The latest Retail Sales figures for the UK show that in the 3 months up to June 2018 the quantity bought was up by 2.1%. Now why this might appear to be good news a closer look at the figures and what is happening including in Orkney reveals a more concerning picture.
The largest increase is in food sales. Mainly this is due to a rise in food prices and people choosing to spend their money on that instead of on other items.
Worryingly taking food stores out of the equation shows a decline in footfall for non- food shops. We can see this in Kirkwall.
This is the main shopping thoroughfare in Orkney’s largest town, Kirkwall, where the boom in tourism is no protection for local businesses.

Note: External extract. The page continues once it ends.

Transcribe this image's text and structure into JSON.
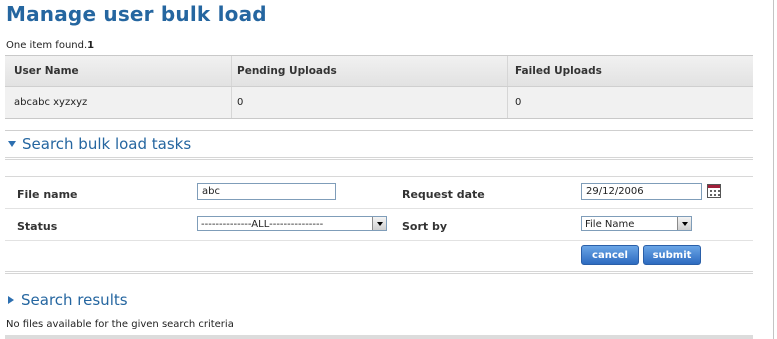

These were well established businesses providing local residents with products which are mainly of no interest to tourists.
Those that are not empty are up for sale and some of these cater for visitors as well as locals.
So what is going on?
The Retail Sales figures also show that online sales are continuing to remain strong.
“Online sales as a total of all retailing remained unchanged at 18.0%; online spending in clothing and footwear stores continued to achieve new record proportions of online retailing, for the fourth consecutive month, at 17.5%.” Office of National Statistics.
As there are fewer non-food outlets in Orkney online sales will continue to increase for the islands as trying to buy local becomes more difficult.
Limited increases in public sector wages and large numbers on zero hours contracts means that Orkney has a low wage economy. Prices, however, have continued to rise and with the UK set to leave the EU on March 29th 2019 the UK Government has conceded that there will be food shortages. Consumers are understandably spending on food rather than on buying household goods or clothing.
Contributions to year-on-year growth in the quantity bought and amount spent in the four main retail sectors, seasonally adjusted
Looking at the graph shows you the difference between the quantity bought and the amount spent which is an indicator of price increases.
Some businesses in Orkney are doing well. Big tourist hot spots like Skara Brae visitor centre run by Historic Environment Scotland benefits greatly from the rise in cruise ship tourism because it has space for several tour buses and is a World Heritage site.
The new centre at Sheila Fleet’s Jewellery, also extremely popular with visitors, is another success.
Orkney’s distilling and brewing industries are a big hit with visitors. Less accessible to the large tour buses they attract smaller groups and individual tourists.
Orkney’s Retail Future
The uncertainty of Brexit has left a dark cloud over what will happen for the future of many retail businesses in Orkney as the UK Government has pledged to end freedom of movement which made it so easy for our European visitors and workers to come to the islands.
The convenience of online shopping will continue to be strong as consumers can select from a wide range of products which they would struggle to find locally.
Your Kirkwall seeks to regenerate the town centre with what some might call the gentrification of areas like the shore front which it is hoped will make it more appealing to visitors. Places where you can sit outside and enjoy Orkney’s excellent food and drink.
The concern , however, is that Orkney becomes more and more reliant on the tourism industry to sustain many businesses. Although attempts have been made to lengthen the tourist season many places either close or restrict their opening times between October and April. This in its turn affects the workers in those businesses who can only expect to find seasonal posts.
This is not a problem confined to Orkney. What makes it more concerning for the islands is that our other main industries agriculture and fishing will be seriously affected by Brexit with the loss of the single market and the introduction of tariffs on our produce. Farm subsidies are being reviewed and many of our small farms will not be able to survive if these are removed. There will be a detrimental knock on effect to other businesses in Orkney which support agriculture and fishing.
For the economy of Orkney to thrive it cannot be reliant solely on the tourism industry and being the choice destination for cruise ships. What happens over the next few months as the UK prepares to leave the EU will be a pivotal moment for the future economy of the islands.
Reporter: Fiona Grahame